McEmn Great Danes
Nikki Riggsbee Sylvia Hammarstrom Breeding Principles

Sylvia Hammarstrom has been breeding Schnauzers since 1950.  As of 1990, she has bred 500 Giant Schnauzer champions, over 50 Standard Schnauzer champions, and about 15 Miniature Schnauzer champions.

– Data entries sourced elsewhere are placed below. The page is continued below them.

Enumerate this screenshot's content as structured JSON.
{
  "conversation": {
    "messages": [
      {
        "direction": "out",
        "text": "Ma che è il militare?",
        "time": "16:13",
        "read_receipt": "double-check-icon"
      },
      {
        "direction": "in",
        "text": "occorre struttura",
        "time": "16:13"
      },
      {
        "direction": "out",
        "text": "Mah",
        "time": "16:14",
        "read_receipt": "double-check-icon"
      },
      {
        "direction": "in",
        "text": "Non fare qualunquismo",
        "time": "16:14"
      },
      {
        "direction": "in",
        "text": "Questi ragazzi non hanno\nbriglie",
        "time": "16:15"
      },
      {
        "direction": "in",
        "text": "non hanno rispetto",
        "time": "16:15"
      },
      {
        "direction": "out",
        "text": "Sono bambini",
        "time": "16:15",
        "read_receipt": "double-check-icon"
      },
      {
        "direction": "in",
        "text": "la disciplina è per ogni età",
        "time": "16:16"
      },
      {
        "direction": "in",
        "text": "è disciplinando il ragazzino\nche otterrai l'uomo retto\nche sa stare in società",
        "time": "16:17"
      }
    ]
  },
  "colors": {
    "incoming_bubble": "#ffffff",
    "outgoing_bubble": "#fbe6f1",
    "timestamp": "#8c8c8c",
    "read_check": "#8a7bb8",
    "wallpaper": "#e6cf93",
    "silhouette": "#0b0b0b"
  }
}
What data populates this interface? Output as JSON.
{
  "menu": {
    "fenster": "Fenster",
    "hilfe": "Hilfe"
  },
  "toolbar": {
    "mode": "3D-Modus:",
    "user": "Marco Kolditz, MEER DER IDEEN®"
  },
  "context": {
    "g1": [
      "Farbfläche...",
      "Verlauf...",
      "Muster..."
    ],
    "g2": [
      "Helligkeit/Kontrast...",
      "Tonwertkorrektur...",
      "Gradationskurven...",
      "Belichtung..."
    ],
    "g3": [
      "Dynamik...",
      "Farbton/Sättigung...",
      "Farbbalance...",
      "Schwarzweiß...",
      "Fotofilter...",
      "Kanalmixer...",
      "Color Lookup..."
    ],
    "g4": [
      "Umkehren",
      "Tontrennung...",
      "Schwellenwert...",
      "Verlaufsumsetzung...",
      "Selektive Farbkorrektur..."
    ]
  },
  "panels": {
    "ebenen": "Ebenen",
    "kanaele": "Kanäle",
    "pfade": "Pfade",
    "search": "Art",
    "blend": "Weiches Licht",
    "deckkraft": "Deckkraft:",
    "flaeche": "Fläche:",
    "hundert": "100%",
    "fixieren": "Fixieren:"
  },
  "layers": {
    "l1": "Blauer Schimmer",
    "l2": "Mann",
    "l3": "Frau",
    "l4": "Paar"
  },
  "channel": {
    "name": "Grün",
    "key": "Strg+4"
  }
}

Recognize that there is a difference between breeding a good quality dog and a superstar.
To get a superstar, it takes time, dogs well bred for several generations, a well trained eye to recognize future greatness, and a lot of luck.
It is important to be able to recognize a special pup at 6 - 10 weeks, for most breeders cannot keep a dog  until 6 to 12 months.
Breed only the best to the best.  Do not waste your time on breeding mediocre dogs; there are many mediocre champions.
Don't be kennel blind.
The parents of the stud dog you choose must be as good or better than the stud dog you choose.
  Using a proven stud dog who has already produced several outstanding offspring improves your chances 100%.

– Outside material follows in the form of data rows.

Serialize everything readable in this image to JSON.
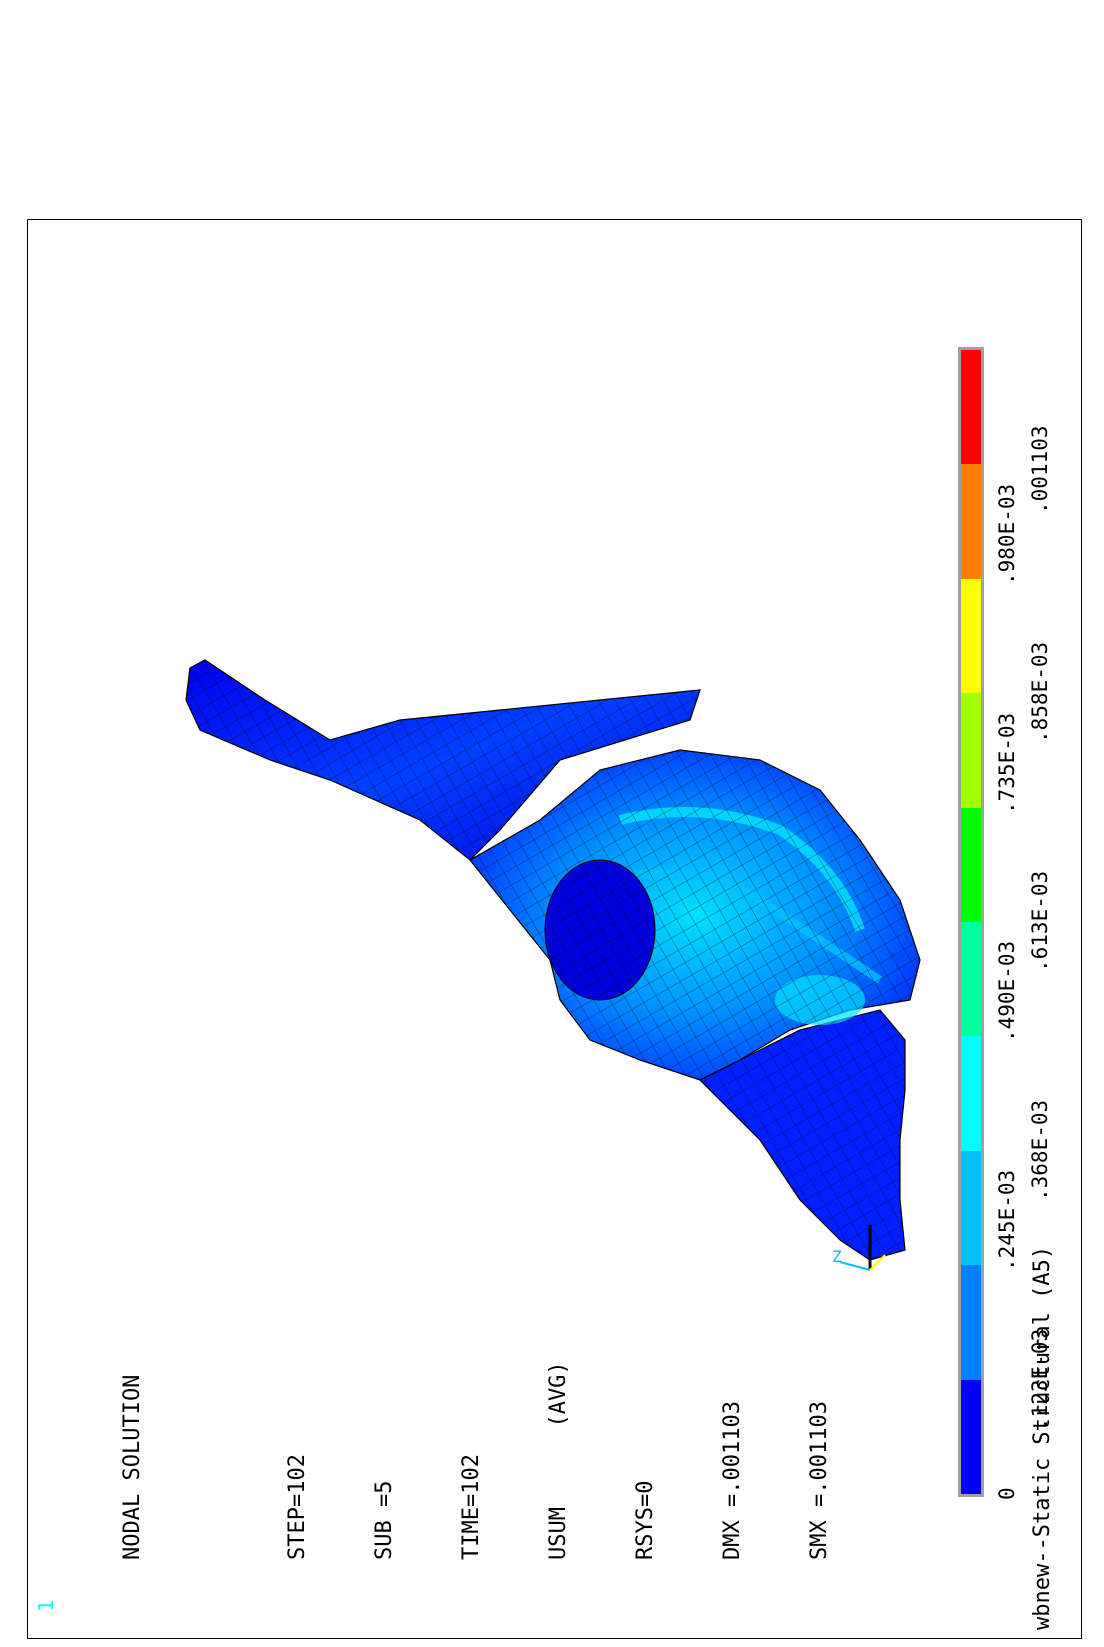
{
  "window": {
    "number": "1"
  },
  "solution_info": {
    "title": "NODAL SOLUTION",
    "lines": [
      "STEP=102",
      "SUB =5",
      "TIME=102",
      "USUM      (AVG)",
      "RSYS=0",
      "DMX =.001103",
      "SMX =.001103"
    ]
  },
  "footer": {
    "title": "wbnew--Static Structural (A5)"
  },
  "legend": {
    "bottom_labels": [
      "0",
      ".245E-03",
      ".490E-03",
      ".735E-03",
      ".980E-03"
    ],
    "top_labels": [
      ".123E-03",
      ".368E-03",
      ".613E-03",
      ".858E-03",
      ".001103"
    ],
    "colors": [
      "#0000ff",
      "#0080ff",
      "#00c0ff",
      "#00ffff",
      "#00ff9f",
      "#00ff00",
      "#a0ff00",
      "#ffff00",
      "#ff8000",
      "#ff0000"
    ]
  },
  "triad": {
    "axis_label": "Z"
  },
  "colors": {
    "mesh_dark": "#0000cc",
    "mesh_mid": "#0050ff",
    "mesh_light": "#00b8ff",
    "edge": "#000000"
  }
}
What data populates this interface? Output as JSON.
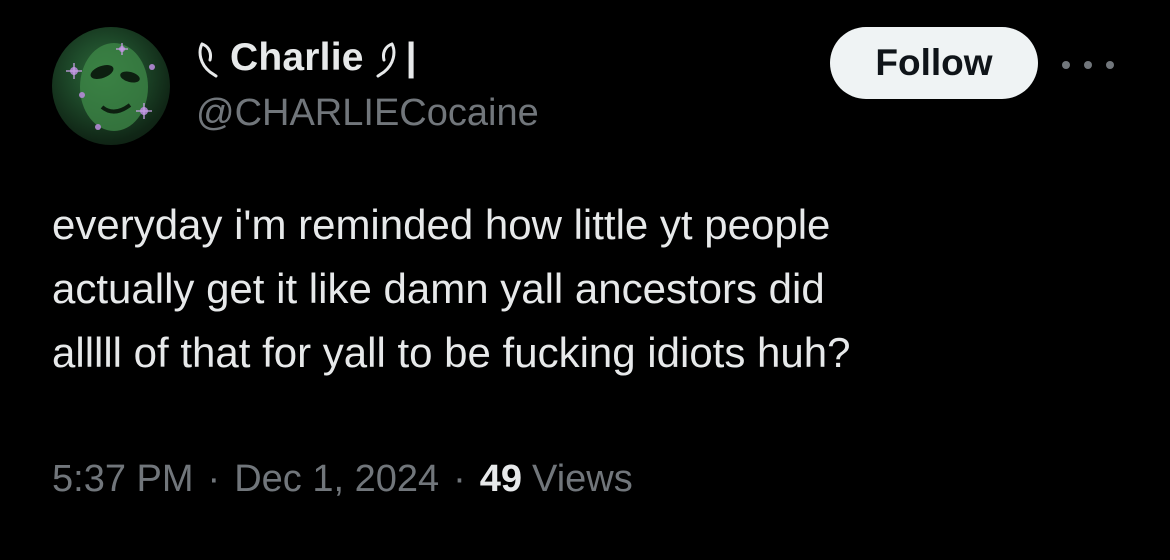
{
  "author": {
    "display_name": "Charlie",
    "name_suffix": "|",
    "handle": "@CHARLIECocaine",
    "avatar_icon": "avatar-image"
  },
  "actions": {
    "follow_label": "Follow",
    "more_icon": "more-options-icon"
  },
  "tweet": {
    "lines": [
      "everyday i'm reminded how little yt people",
      "actually get it like damn yall ancestors did",
      "alllll of that for yall to be fucking idiots huh?"
    ]
  },
  "meta": {
    "time": "5:37 PM",
    "separator": "·",
    "date": "Dec 1, 2024",
    "views_count": "49",
    "views_label": "Views"
  },
  "colors": {
    "background": "#000000",
    "primary_text": "#e7e9ea",
    "secondary_text": "#71767b",
    "follow_bg": "#eff3f4",
    "follow_text": "#0f1419"
  }
}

Nothing can replace experience, and the longer you practice any craft the better you get.

Pick the pup that has that special carriage and attitude; not the bully, not the coward, not the largest, but the pup everyone picks out, including your non-doggy friends.
Attitude and carriage is fifty percent of a winning dog.  I don't care how perfect your dog is if he doesn't have a superior, energetic attitude, he will never be a star.  Breeding for attitude is as important as breeding for a good topline or a good front.
Do not get stuck in details.  Headhunters invariably do not have a good eye for a dog, so they get stuck on details.  A beautiful dog is a complete unit, the balance, the attitude, the carriage is far more important than any details.
Don't expect every pup in your litter to be a top champion.




Past Danes

Retired Danes

Non-McEmn Sires